Task directions: The answer must be every line below that holds the word "JSON".

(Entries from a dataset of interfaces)
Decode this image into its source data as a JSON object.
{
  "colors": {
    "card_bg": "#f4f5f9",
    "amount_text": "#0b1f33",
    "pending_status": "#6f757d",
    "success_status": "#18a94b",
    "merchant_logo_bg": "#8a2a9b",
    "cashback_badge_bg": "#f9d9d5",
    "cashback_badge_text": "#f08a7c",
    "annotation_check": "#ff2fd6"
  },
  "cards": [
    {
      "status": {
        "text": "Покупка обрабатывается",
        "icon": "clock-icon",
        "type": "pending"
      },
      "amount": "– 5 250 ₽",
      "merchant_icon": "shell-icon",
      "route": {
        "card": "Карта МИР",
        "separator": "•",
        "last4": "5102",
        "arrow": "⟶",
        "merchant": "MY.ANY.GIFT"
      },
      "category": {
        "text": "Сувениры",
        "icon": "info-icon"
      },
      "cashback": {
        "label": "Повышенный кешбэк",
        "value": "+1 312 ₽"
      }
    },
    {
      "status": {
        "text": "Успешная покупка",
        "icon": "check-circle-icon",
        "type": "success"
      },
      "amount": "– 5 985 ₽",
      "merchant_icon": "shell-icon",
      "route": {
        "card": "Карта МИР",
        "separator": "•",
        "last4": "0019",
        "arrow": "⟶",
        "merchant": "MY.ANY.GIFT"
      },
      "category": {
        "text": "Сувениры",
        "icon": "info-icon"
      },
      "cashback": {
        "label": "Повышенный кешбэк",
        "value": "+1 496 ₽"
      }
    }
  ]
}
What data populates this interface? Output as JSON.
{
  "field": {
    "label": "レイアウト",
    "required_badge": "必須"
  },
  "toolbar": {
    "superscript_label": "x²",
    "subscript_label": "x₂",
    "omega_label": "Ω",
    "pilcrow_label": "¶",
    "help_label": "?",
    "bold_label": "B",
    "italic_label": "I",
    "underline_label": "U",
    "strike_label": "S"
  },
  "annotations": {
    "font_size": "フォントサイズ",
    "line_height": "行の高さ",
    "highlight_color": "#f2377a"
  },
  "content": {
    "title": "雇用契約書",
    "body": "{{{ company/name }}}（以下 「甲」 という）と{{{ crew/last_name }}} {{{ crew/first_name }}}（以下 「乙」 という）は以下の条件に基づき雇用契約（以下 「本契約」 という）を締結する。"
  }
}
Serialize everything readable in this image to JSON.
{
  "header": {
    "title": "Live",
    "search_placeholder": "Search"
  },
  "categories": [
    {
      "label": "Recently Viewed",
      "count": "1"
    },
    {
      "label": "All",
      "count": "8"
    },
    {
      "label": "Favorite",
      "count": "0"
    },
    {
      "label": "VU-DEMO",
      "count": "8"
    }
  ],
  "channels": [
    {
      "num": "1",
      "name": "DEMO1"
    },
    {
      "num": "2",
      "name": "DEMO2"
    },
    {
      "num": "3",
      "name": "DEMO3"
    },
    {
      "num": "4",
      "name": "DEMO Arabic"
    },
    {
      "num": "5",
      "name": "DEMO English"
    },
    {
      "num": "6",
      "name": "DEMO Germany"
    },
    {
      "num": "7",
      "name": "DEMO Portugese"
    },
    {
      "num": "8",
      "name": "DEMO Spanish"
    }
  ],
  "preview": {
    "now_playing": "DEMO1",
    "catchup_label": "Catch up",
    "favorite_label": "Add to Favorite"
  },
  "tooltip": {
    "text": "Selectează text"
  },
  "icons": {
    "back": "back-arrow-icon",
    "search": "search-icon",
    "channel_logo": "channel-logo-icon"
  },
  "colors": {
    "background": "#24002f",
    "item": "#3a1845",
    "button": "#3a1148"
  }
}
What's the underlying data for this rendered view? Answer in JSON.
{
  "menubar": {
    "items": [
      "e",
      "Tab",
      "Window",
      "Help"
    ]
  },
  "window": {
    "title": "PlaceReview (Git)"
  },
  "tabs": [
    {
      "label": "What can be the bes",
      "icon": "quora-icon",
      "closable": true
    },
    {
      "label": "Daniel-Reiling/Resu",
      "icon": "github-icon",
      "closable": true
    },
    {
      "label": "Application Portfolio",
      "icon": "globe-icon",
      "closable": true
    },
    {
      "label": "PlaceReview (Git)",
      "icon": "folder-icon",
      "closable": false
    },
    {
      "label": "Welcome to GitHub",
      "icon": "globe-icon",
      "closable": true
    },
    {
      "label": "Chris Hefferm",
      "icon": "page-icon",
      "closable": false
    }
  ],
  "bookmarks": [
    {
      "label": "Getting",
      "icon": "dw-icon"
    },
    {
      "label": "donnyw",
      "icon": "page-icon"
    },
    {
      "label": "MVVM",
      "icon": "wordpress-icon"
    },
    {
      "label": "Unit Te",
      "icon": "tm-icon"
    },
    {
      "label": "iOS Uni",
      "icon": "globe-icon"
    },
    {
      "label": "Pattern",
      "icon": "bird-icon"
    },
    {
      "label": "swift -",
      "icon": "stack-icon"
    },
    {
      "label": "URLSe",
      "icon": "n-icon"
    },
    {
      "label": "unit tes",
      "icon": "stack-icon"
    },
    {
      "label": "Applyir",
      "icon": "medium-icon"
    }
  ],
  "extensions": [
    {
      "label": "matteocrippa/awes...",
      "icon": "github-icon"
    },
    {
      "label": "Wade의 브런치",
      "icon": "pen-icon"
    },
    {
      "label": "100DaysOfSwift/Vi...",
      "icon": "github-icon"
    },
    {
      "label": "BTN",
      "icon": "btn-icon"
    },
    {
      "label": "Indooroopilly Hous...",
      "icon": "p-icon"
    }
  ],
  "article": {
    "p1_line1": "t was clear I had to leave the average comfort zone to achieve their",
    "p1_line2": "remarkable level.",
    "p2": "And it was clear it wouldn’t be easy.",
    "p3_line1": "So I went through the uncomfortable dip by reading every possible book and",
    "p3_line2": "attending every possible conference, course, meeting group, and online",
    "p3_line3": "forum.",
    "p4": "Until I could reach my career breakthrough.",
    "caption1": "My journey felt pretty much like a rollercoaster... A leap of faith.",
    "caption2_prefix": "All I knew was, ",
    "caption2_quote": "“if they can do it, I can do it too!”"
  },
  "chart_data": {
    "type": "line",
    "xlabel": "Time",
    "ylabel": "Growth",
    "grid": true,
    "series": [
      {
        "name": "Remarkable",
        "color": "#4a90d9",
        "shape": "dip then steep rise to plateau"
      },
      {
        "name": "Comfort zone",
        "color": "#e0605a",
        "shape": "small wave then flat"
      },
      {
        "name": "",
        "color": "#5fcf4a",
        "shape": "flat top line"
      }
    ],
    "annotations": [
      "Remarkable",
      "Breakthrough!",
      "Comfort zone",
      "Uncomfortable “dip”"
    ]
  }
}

Response:
Decode this image into its source data as a JSON object.
What data populates this interface? Output as JSON.
Serialize everything readable in this image to JSON.
What's the underlying data for this rendered view? Answer in JSON.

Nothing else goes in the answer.